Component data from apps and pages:

────

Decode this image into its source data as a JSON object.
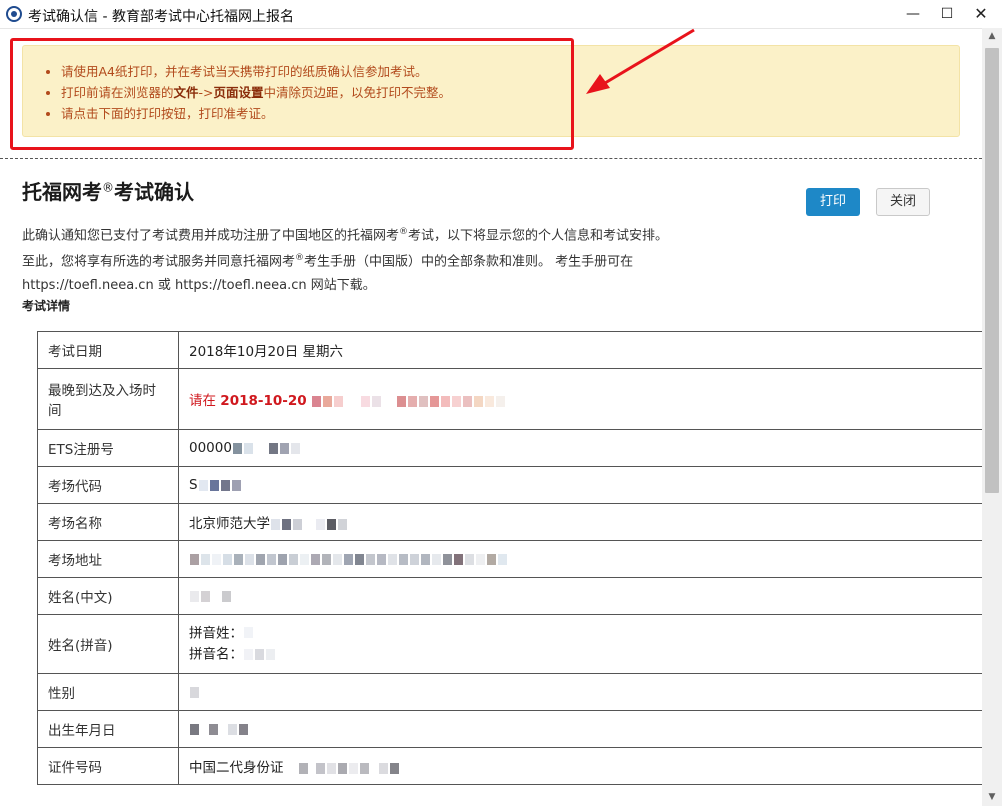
{
  "window": {
    "title": "考试确认信 - 教育部考试中心托福网上报名",
    "minimize": "—",
    "maximize": "☐",
    "close": "✕"
  },
  "notice": {
    "items": [
      {
        "text": "请使用A4纸打印，并在考试当天携带打印的纸质确认信参加考试。"
      },
      {
        "pre": "打印前请在浏览器的",
        "bold1": "文件",
        "mid": "->",
        "bold2": "页面设置",
        "post": "中清除页边距，以免打印不完整。"
      },
      {
        "text": "请点击下面的打印按钮，打印准考证。"
      }
    ],
    "highlight_color": "#e8131b"
  },
  "page": {
    "title_main": "托福网考",
    "title_sup": "®",
    "title_rest": "考试确认",
    "print_label": "打印",
    "close_label": "关闭",
    "intro": {
      "line1_a": "此确认通知您已支付了考试费用并成功注册了中国地区的托福网考",
      "line1_sup": "®",
      "line1_b": "考试，以下将显示您的个人信息和考试安排。",
      "line2_a": "至此，您将享有所选的考试服务并同意托福网考",
      "line2_sup": "®",
      "line2_b": "考生手册（中国版）中的全部条款和准则。 考生手册可在",
      "line3": "https://toefl.neea.cn 或 https://toefl.neea.cn 网站下载。"
    },
    "section_label": "考试详情"
  },
  "details": {
    "rows": [
      {
        "label": "考试日期",
        "value": "2018年10月20日 星期六"
      },
      {
        "label": "最晚到达及入场时间",
        "value_prefix": "请在 ",
        "value_bold": "2018-10-20"
      },
      {
        "label": "ETS注册号",
        "value": "00000"
      },
      {
        "label": "考场代码",
        "value": "S"
      },
      {
        "label": "考场名称",
        "value": "北京师范大学"
      },
      {
        "label": "考场地址",
        "value": ""
      },
      {
        "label": "姓名(中文)",
        "value": ""
      },
      {
        "label": "姓名(拼音)",
        "sub1": "拼音姓：",
        "sub2": "拼音名："
      },
      {
        "label": "性别",
        "value": ""
      },
      {
        "label": "出生年月日",
        "value": ""
      },
      {
        "label": "证件号码",
        "value": "中国二代身份证"
      }
    ]
  },
  "colors": {
    "print_button": "#1e88c7",
    "notice_bg": "#fbf1c8",
    "notice_text": "#b24a1c",
    "alert_red": "#d0181e"
  },
  "icons": {
    "app": "app-logo-icon",
    "arrow": "red-arrow-annotation",
    "scroll_up": "scroll-up-arrow-icon",
    "scroll_down": "scroll-down-arrow-icon"
  }
}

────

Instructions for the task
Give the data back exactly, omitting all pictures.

Task answer
Decode this image into its source data as a JSON object.
{
  "window": {
    "title": "考试确认信 - 教育部考试中心托福网上报名",
    "minimize": "—",
    "maximize": "☐",
    "close": "✕"
  },
  "notice": {
    "items": [
      {
        "text": "请使用A4纸打印，并在考试当天携带打印的纸质确认信参加考试。"
      },
      {
        "pre": "打印前请在浏览器的",
        "bold1": "文件",
        "mid": "->",
        "bold2": "页面设置",
        "post": "中清除页边距，以免打印不完整。"
      },
      {
        "text": "请点击下面的打印按钮，打印准考证。"
      }
    ],
    "highlight_color": "#e8131b"
  },
  "page": {
    "title_main": "托福网考",
    "title_sup": "®",
    "title_rest": "考试确认",
    "print_label": "打印",
    "close_label": "关闭",
    "intro": {
      "line1_a": "此确认通知您已支付了考试费用并成功注册了中国地区的托福网考",
      "line1_sup": "®",
      "line1_b": "考试，以下将显示您的个人信息和考试安排。",
      "line2_a": "至此，您将享有所选的考试服务并同意托福网考",
      "line2_sup": "®",
      "line2_b": "考生手册（中国版）中的全部条款和准则。 考生手册可在",
      "line3": "https://toefl.neea.cn 或 https://toefl.neea.cn 网站下载。"
    },
    "section_label": "考试详情"
  },
  "details": {
    "rows": [
      {
        "label": "考试日期",
        "value": "2018年10月20日 星期六"
      },
      {
        "label": "最晚到达及入场时间",
        "value_prefix": "请在 ",
        "value_bold": "2018-10-20"
      },
      {
        "label": "ETS注册号",
        "value": "00000"
      },
      {
        "label": "考场代码",
        "value": "S"
      },
      {
        "label": "考场名称",
        "value": "北京师范大学"
      },
      {
        "label": "考场地址",
        "value": ""
      },
      {
        "label": "姓名(中文)",
        "value": ""
      },
      {
        "label": "姓名(拼音)",
        "sub1": "拼音姓：",
        "sub2": "拼音名："
      },
      {
        "label": "性别",
        "value": ""
      },
      {
        "label": "出生年月日",
        "value": ""
      },
      {
        "label": "证件号码",
        "value": "中国二代身份证"
      }
    ]
  },
  "colors": {
    "print_button": "#1e88c7",
    "notice_bg": "#fbf1c8",
    "notice_text": "#b24a1c",
    "alert_red": "#d0181e"
  },
  "icons": {
    "app": "app-logo-icon",
    "arrow": "red-arrow-annotation",
    "scroll_up": "scroll-up-arrow-icon",
    "scroll_down": "scroll-down-arrow-icon"
  }
}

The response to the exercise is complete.